For the study conducted by a team at Yale University, thirty-two pig brains were collected from an abattoir. The organs were connected to a system that rhythmically pumped (to mimic the pulse) a specially designed liquid round the brain, which contained synthetic blood to carry oxygen and drugs to slow or reverse the death of brain cells.
The study, published in the journal Nature, showed a reduction in brain cell death, the restoration of blood vessels and some brain activity. The researchers found working synapses — the connections between brain cells that allow them to communicate — while the brains also showed a normal response to medication and used up the same amount of oxygen as a normal brain 10 hours after the pigs were decapitated.
However, here was no sign of the brain-wide electrical activity in an electroencephalogram (EEG brain scan) that would signal awareness or perception, meaning that the brains remained biologically alive while being fundamentally dead.
"Cell death in the brain occurs across a longer time window that we previously thought. What we are showing is the process of cell death is a gradual, stepwise process. And that some of those processes can be either postponed, preserved or even reversed," said Nenad Sestan, a professor of neuroscience at Yale University.
The pig brains came from the pork industry; the animals were not raised in a lab for this experiment, yet Yale scientists were so concerned the pigs might become conscious that they gave drugs to the disembodied brains to reduce any higher brain activity.

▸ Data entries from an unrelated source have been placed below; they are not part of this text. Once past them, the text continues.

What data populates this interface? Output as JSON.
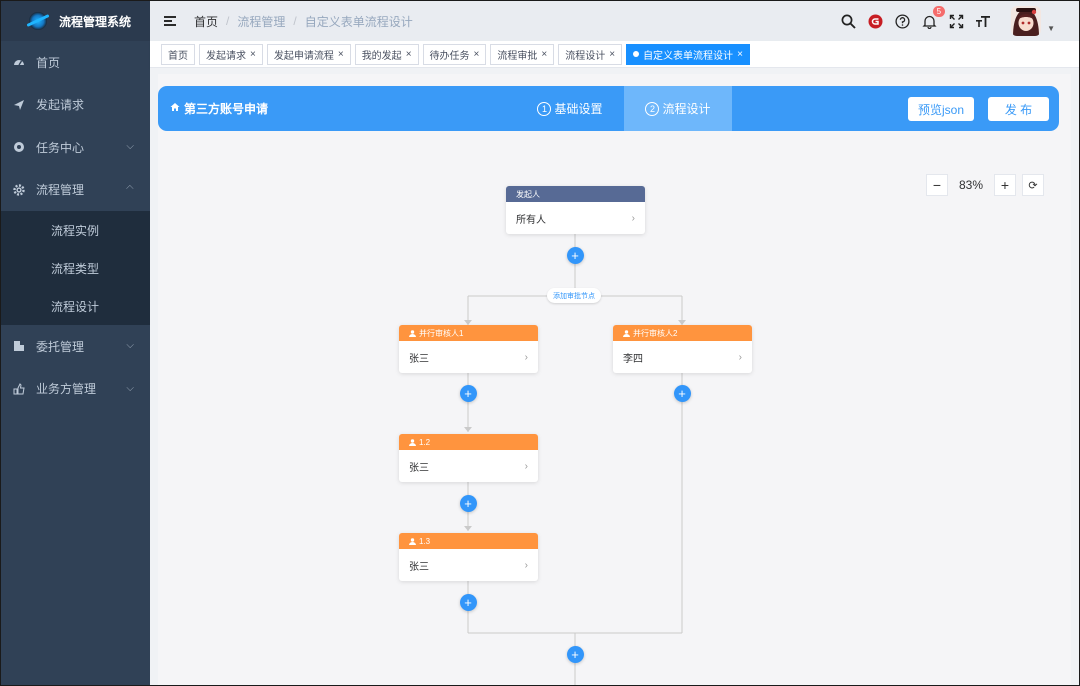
{
  "app": {
    "title": "流程管理系统"
  },
  "sidebar": {
    "items": [
      {
        "label": "首页",
        "icon": "dashboard-icon"
      },
      {
        "label": "发起请求",
        "icon": "send-icon"
      },
      {
        "label": "任务中心",
        "icon": "task-icon"
      },
      {
        "label": "流程管理",
        "icon": "gear-icon"
      },
      {
        "label": "委托管理",
        "icon": "delegate-icon"
      },
      {
        "label": "业务方管理",
        "icon": "business-icon"
      }
    ],
    "submenu": [
      "流程实例",
      "流程类型",
      "流程设计"
    ]
  },
  "header": {
    "breadcrumb": [
      "首页",
      "流程管理",
      "自定义表单流程设计"
    ],
    "notification_count": "5"
  },
  "tags": [
    {
      "label": "首页",
      "closable": false,
      "active": false
    },
    {
      "label": "发起请求",
      "closable": true,
      "active": false
    },
    {
      "label": "发起申请流程",
      "closable": true,
      "active": false
    },
    {
      "label": "我的发起",
      "closable": true,
      "active": false
    },
    {
      "label": "待办任务",
      "closable": true,
      "active": false
    },
    {
      "label": "流程审批",
      "closable": true,
      "active": false
    },
    {
      "label": "流程设计",
      "closable": true,
      "active": false
    },
    {
      "label": "自定义表单流程设计",
      "closable": true,
      "active": true
    }
  ],
  "designer": {
    "title": "第三方账号申请",
    "steps": [
      {
        "num": "1",
        "label": "基础设置"
      },
      {
        "num": "2",
        "label": "流程设计"
      }
    ],
    "preview_button": "预览json",
    "publish_button": "发 布",
    "zoom": "83%"
  },
  "flow": {
    "start": {
      "header": "发起人",
      "body": "所有人"
    },
    "add_branch_label": "添加审批节点",
    "left_branch": [
      {
        "header": "并行审核人1",
        "body": "张三"
      },
      {
        "header": "1.2",
        "body": "张三"
      },
      {
        "header": "1.3",
        "body": "张三"
      }
    ],
    "right_branch": [
      {
        "header": "并行审核人2",
        "body": "李四"
      }
    ]
  },
  "colors": {
    "sidebar_bg": "#304156",
    "accent": "#3a9af7",
    "start_node": "#576a95",
    "approver_node": "#ff943e",
    "plus_button": "#3296fa"
  }
}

Ethicists, writing in Nature, say new guidelines are needed for this field because animals used for research could end up in a "grey area — not alive, but not completely dead".
The immediate benefit of this work will be for scientists studying the brain in diseases like Alzheimer's, as well as helping to find better ways of protecting the brain after traumas such as a stroke or being starved of oxygen at birth.
This kind of recovery didn’t completely change the meaning of death. Tara Spires-Jones, deputy director of the Centre for Discovery Brain Sciences at the University of Edinburgh, said: "This study is a long way from preserving human brain function after death as portrayed in the cartoon Futurama where heads were kept alive in a jar,” yet noted that the study might provide a decision for a temporary preservation of some of the more basic cell functions in the pig brain.